Chhello Show (Last Film Show) is directed by Pan Nalinand stars Bhavin Rabari, Richa Meena, Deepen Raval, and Bhavesh Shrimali in key roles. The movie is India’s official entry to the Oscars.
Director: Pan Nalin
Writer: Pan Nalin
Cast: Bhavin Rabari, Richa Meena, Dipen Raval, Bhavesh Shrimali
‘Brahmins will only watch a film if it’s based on a deity,’ a fact that Samay’s father establishes at the very beginning of the movie. Dipen Raval aka the father is a tea vendor at a small railway station named Chalala in Gujarat. His son, Samay (Bhavin Rabari) is his little assistant who helps him sell tea to the passing trains that stop at the village railway station. The two along with Samay’s mother and his little sister go to the city to watch a movie based on Maa Kaali. And while the audience enjoys watching Amrita Rao dance on the screen, Samay finds himself amused by the world of cinema. He decides he wants to make films, a career option his father deems unfit for a Brahmin.
However, the little one pays no heed to his father’s advice. He misses school and even steals money from his father once to go and watch films. His love for movies only grows fonder, for him to be thrown out of the theatre one day for not having a ticket. However, he quickly finds a solution to it.
Fazal, the projectionist (Bhavesh Shrimali), allows him in the projection room on a barter deal. He promises to feed him his mother’s tiffin every day in order to be allowed inside the projection room. And his love for cinema is infectious. His little buddies also catch on to the keeda of films. Samay makes sure he keep their love intact and goes to measures far and beyond to make them watch films – a sweet take on friendship that matter.
But if movies have taught us anything, it’s the fact that things cannot always go the way we want. In the day and age when everything is quickly changing, the celluloid life also changed to digital reels. The evolution of cinema takes place and Samay sees his world shattering in front of him. It’s the end of an era for both Samay and the old single-screen theatres.
But all’s well, that ends well. Samay’s father, who always thought that the movie world is a filthy place, acknowledges his son’s love for cinema. He gives him an opportunity to explore the world of stardom, of movie theatres and the stories that entertain the world. The end is an emotional conclusion but will put a smile on your face.
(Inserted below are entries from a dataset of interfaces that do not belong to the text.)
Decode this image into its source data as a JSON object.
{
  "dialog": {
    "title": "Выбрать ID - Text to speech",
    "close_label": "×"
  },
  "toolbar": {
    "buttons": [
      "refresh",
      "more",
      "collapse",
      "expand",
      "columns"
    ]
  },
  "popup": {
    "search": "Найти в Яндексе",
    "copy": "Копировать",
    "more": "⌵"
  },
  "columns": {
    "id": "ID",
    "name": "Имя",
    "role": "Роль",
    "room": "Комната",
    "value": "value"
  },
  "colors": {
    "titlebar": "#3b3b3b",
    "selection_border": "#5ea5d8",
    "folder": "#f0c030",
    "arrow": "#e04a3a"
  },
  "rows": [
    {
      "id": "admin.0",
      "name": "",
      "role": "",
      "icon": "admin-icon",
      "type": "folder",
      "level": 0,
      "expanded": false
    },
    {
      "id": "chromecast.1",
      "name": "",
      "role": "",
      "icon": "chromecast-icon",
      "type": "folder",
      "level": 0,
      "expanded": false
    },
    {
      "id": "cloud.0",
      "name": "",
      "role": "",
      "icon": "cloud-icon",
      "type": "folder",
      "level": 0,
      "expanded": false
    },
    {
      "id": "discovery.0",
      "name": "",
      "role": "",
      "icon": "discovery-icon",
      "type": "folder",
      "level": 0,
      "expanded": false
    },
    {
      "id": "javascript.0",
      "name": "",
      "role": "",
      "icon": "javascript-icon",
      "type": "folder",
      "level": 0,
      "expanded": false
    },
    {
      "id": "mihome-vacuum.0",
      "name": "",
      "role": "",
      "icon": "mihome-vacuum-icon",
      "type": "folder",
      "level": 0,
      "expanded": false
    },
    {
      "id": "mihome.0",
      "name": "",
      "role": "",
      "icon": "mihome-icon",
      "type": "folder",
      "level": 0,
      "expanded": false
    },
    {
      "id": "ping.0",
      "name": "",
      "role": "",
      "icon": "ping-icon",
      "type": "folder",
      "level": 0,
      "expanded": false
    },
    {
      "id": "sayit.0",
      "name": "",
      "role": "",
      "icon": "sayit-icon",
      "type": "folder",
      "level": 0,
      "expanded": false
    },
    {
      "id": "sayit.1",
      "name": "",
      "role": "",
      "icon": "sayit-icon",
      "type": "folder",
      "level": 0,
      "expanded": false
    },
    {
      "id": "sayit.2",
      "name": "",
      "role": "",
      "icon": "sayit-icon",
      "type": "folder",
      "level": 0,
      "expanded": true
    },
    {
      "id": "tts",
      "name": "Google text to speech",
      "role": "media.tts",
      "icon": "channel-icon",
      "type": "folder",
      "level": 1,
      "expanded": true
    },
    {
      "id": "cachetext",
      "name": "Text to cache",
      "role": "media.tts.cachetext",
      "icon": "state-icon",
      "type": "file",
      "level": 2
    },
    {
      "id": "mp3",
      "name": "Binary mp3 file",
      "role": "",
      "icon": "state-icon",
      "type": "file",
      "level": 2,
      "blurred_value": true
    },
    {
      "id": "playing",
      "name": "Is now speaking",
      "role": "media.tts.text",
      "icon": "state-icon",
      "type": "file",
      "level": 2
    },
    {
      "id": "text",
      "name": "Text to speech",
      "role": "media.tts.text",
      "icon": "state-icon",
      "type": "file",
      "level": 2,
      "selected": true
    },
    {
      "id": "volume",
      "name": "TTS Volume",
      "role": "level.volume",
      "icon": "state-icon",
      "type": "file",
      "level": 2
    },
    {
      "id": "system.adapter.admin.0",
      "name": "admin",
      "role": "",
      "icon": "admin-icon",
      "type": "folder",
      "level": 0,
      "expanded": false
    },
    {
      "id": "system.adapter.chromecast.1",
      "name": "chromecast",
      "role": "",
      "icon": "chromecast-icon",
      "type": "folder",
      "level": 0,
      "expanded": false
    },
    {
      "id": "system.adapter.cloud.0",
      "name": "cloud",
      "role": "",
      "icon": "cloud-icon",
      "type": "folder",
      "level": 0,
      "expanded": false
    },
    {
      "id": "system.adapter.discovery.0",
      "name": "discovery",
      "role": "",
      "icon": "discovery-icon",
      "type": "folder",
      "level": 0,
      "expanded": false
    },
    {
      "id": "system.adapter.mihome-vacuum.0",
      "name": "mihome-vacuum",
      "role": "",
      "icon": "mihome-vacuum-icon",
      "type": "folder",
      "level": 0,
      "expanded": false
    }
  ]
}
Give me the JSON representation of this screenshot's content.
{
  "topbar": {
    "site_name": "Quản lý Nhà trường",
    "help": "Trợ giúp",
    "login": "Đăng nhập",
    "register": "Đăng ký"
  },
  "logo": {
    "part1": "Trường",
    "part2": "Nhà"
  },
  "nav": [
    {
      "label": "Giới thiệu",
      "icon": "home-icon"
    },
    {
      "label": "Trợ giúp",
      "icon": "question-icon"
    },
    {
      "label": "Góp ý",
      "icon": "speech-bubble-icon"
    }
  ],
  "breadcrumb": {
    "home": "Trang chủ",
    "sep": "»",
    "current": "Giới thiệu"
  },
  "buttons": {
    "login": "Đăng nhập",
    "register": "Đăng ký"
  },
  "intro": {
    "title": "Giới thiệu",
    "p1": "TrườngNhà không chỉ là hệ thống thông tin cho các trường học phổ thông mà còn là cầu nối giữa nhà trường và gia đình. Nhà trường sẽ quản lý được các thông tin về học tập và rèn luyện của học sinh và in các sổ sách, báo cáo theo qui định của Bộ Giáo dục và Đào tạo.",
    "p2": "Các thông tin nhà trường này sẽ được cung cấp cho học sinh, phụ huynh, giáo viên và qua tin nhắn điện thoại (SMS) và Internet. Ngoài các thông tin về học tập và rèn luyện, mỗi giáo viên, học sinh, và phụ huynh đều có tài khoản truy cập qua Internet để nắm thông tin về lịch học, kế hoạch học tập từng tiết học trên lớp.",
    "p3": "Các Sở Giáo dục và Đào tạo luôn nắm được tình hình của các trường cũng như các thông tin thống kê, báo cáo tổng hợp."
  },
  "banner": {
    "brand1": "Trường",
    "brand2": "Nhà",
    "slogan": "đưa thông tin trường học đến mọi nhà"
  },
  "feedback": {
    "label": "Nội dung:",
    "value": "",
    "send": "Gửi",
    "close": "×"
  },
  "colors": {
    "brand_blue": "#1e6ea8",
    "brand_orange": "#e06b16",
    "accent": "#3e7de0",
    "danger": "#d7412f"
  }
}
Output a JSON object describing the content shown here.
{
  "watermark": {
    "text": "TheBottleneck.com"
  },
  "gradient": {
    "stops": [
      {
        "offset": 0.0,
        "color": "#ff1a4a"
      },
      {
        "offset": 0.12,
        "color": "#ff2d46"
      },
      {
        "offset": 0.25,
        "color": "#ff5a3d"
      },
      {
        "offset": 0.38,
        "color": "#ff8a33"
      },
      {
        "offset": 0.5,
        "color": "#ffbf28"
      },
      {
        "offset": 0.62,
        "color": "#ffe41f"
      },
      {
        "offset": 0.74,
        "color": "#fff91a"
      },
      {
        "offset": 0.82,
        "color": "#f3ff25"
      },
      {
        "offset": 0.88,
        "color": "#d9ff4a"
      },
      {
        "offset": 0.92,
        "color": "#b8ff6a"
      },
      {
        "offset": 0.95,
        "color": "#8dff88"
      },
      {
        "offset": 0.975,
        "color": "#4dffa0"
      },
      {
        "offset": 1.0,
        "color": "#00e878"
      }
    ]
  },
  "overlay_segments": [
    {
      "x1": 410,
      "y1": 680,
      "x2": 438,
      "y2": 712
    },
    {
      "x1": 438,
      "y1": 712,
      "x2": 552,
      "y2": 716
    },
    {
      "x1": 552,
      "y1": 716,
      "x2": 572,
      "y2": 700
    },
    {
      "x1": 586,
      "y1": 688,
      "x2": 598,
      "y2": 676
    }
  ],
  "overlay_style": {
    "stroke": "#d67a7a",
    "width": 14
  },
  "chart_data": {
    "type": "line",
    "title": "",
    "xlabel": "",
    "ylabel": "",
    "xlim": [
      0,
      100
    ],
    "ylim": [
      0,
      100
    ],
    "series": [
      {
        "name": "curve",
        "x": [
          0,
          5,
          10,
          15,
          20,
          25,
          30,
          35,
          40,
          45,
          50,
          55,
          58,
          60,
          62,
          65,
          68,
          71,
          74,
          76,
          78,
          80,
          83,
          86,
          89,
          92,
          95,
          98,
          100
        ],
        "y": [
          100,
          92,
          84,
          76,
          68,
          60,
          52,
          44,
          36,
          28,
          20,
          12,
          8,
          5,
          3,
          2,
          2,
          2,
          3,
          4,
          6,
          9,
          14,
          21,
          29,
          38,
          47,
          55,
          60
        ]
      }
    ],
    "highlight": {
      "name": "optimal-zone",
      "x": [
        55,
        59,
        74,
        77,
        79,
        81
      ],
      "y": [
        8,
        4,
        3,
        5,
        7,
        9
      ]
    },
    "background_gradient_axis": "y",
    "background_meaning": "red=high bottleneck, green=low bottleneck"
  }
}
Rabari has done an excellent job of emoting Samay’s feelings on the screen. Being able to keep the audience engaged with his acting at such a young age is pure talent. Dipen Raval, as a regressive yet tender-hearted father, makes a soft spot in your heart. Richa Meena, who has very few frames in the film, still manages to be noticed. Her scenes with Samay are the warmest part of the film. Bhavesh Shrimali as Fazal is the greatest friend one can find. His camaraderie with Rabari’s character is so good that you actually get convinced that friendships like these do exist in real life as well.
The supporting cast including Vikas Bata, late Rahul Koli, Shoban Makwa, Kishan Parmar, Vijay Mer, Alpesh Tank and Tia Sebastien have also done an exceptional job. Director of Photography – Swapnil S. Sonawane – has Gujarat in its most pleasing essence. He manages to take you on a journey to the 2010 Gujarat and makes you fall in love with the small town of Chalala and its young/ old people.
While Chhello Show is like a warm hug to anyone who loves cinema or dreams to be a part of it, what makes the story a little less impactful are some scenes that did not make sense. The little boy grasps everything too quickly, to the extent that he along with his friends learns how to construct a make-shift rundown theatre. The food that Samay’s mother cooks looks delicious, but also par excellence to a master chef’s dish. A scene where Samay is punished for a crime did not make sense. You’d probably agree once you watch the scenes. Also, Pan Nalin’s almost semi-autobiographical tale, who himself started his journey from a remote Saurashtra village, seems to be inspired by the 1988 Italian classic, Cinema Paradiso.
But that doesn’t take away from the fact that the film has so much to offer. It’s a nostalgic trip to the days when single-screen theatres were a huge buzz, when Amitabh Bachchan’s films were houseful and when vintage ticket booths were a thing. The film also takes you through a few scenes where it is explained what happened to the many reels, many projectors that were removed from the cinema. It’s an emotional journey.
Religion and India have a very close relationship, and this film displays the equation beautifully. Fazal is a Muslim, showing a film to a Brahmin boy. After the theatres shut down and Fazal loses his job, Samay helps him get a job at the train station. Also, films bind religions together. When people watch a film or work at theatres, it doesn’t matter who you are. You are there just to watch a film.
Watch the film to see how exceptionally good Rabari is, for a little nostalgia and a sweet, happy feeling at the end of the film.
(Featured Image Credits: Twitter)